Our CBD is losing its green edge

As parks disappear, Singapore's downtown loses part of what makes it so attractive
Richard Hartung Today Online 23 Sep 11;

"Great cities are defined as much by their parks and open spaces as they are by their architecture," New York Mayor Michael Bloomberg said when plans for the Lower Manhattan Development Corporation were announced in 2003. The city spent more than US$100 million (S$129 million) on 20 parks in that downtown area.

In Seoul, the government spent about US$280 million on the Cheonggyecheon Restoration Project and created a new park in the middle of the city.

In contrast, patches of green here in Singapore seem to keep disappearing. One of the latest is Robinson Green, in the heart of the Central Business District.

At the end of June, the Urban Redevelopment Authority (URA) announced that it had launched the commercial site at Robinson Road/Cecil Street for sale. A sign invites companies to submit a bid to the URA so they can turn the park into an office building.

While Robinson Green is tiny, it's an oasis of trees and flowers that brings a brief respite to workers pausing for a break or rushing past. And despite plans for small "pocket parks" in the urban centre, Robinson Green's demise seems emblematic of a continuing loss of greenery in the CBD.

Singapore used to seem more focused on greenery. Indeed, the National Parks Board states that "Singapore's development into a Garden City started four decades ago with the establishment of the greening programme. The driving force behind this was the former Prime Minister Lee Kuan Yew who identified a green Singapore as a key competitive factor in attracting foreign investments to the country".

New plans, however, have brought change. The end of Robinson Green is part of Master Plan 2008, which the URA says will guide Singapore's development "over the next 10 to 15 years".

The Master Plan is in turn part of the Concept Plan, a "strategic land use and transportation plan to guide development in the next 40 to 50 years".

When the URA released the Master Plan in 2008, few other than developers may have looked seriously at what would change in the coming decade. The Plan shows that Robinson Green, along with nearby Telok Ayer Park, are among the "interim green" areas slated for redevelopment. The lawns above Tanjong Pagar MRT station, in contrast, are "park/open space" areas. Even some of that greenery seems to be disappearing, though, following the sale of land at Peck Seah Street earlier this year.

It is easy to sell off green spots and build buildings. It's far harder to retain the greenery that differentiates Singapore's downtown from the many drab valleys of skyscrapers elsewhere in Asia.

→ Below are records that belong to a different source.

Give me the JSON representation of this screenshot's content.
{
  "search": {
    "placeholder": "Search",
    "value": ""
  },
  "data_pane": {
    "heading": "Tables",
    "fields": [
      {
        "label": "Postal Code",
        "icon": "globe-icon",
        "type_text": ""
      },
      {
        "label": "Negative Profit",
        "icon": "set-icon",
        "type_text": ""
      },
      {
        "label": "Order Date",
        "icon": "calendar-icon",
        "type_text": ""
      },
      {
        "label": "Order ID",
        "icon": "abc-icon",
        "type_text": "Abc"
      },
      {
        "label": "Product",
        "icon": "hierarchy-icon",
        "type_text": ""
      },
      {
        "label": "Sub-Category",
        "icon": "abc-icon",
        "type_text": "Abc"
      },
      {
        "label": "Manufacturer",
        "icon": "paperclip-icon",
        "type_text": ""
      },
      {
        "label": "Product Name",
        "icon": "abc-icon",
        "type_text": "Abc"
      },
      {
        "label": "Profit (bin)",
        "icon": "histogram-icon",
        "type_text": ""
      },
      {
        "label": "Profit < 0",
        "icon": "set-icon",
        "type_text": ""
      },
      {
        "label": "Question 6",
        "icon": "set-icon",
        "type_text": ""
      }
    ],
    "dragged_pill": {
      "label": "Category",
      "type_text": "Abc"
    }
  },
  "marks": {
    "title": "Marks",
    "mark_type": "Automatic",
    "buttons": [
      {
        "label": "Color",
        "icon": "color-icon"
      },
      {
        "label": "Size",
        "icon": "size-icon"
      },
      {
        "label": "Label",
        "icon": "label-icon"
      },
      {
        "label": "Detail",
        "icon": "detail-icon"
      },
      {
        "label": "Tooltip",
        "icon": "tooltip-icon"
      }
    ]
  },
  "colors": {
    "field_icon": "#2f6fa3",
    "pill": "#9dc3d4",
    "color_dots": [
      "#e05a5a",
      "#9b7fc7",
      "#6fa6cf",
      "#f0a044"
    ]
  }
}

By eliminating these pocket parks, Singapore seems out of sync with trends in other cities and risks losing the greenery that makes it so attractive. The Sustainable Cities database says that Copenhagen and Chicago, for example, are among a number of cities actually acquiring more land to create small parks.

An increasing body of research also shows the importance of urban parks. Georgia Institute of Technology professor Joe Hughes, for example, found that "parks play a role in market restoration, value creation, job creation, green space development and neighbourhood stabilisation". Other research shows that urban parks are part of what attracts everyone from Fortune 500 companies to knowledge workers.

Admittedly, it can be hard to prove the value of these green spots. As former mayor of Bogota Colombia Enrique PeƱalosa said, "we cannot prove mathematically that wider sidewalks, pedestrian streets, more or better parks make people happier, much less measure how much happier. However if we reflect, most things that are important in life cannot be measured either: Friendship, beauty, love, loyalty are examples. Parks and other pedestrian places are essential to a city's happiness".

Studies by Rotman Research Institute researcher Marc Berman do, however, help demonstrate that parks benefit people. The Wall Street Journal reports that Mr Berman found "performance on memory and attention tests improved by 20 per cent after study subjects paused for a walk through an arboretum" whereas "no cognitive boost was detected" when they strolled down a busy street. Even "a quieter city street with interesting natural elements to look at" can help, Mr Berman found. A stop in a place like Robinson Green might actually improve performance.

Rather than losing the tiny parks and open spaces in the CBD that help make Singapore green and bring so many benefits, perhaps it's time to re-examine the headlong rush into building and consider how to preserve or expand what makes Singapore so attractive.

Richard Hartung is a consultant who has lived in Singapore since 1992.